    4. C. albicans most frequently effects the skin and mucosa causing infection; however, it can lead to disease. The longer it manifest in the body the greater the risk of Disseminated Candidiasis. The yeast can potentially develop rhizoids (long, burrowing legs) which can puncture the colon and small intestine walls. This condition is called leaky gut syndrome. This allows partially digested proteins and the yeast itself to travel in the blood stream as toxins, which could be fatal. Candida albicans does produce toxins. Two main toxins produced are alcohol and acetaldehyde. The alcohol in the blood stream can become so potent it gives a feeling of intoxication.

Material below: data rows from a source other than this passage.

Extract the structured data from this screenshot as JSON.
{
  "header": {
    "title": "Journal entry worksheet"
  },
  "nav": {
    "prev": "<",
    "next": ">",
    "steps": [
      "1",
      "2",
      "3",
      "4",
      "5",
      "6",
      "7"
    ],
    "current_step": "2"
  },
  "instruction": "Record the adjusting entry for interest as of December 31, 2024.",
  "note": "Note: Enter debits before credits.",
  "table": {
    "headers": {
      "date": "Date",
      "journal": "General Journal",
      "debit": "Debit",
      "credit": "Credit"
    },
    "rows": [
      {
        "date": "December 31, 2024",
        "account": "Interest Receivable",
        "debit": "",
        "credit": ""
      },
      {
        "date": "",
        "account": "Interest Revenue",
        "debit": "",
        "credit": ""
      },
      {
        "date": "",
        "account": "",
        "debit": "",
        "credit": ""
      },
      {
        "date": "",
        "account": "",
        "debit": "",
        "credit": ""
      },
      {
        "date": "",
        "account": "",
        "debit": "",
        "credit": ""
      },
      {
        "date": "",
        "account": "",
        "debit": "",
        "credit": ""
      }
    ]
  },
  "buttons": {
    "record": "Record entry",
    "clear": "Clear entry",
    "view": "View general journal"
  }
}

These toxins, of course, are only produced with an out of control, over growth of Candida. The acetaldehyde reacts with dopamine in the body causing depression and anxiety.

    5. Virulence Factors Virulence Factors- factors that cause disease in a host. -Proteolytic enzymes- these enzymes are associated with tissue invasion of the host. -Glycoprotein or protein adhesions- responsible for tissue damage and invading the host. -Proteinase activity- breaks down proteins of the host cell. -Phosopholipase activity- phosopholipase secretion is key to invading the host mucousal epithelia. Also, it catalyses the hydrolysis of phospholipids, which the host cell has to have. -Pseudohyphae or hyphae (long, thread like structures) have potential immunoescape Properties. -Morphogenesis, transition of the yeast cells to Pseudohyphal or hyphal growth.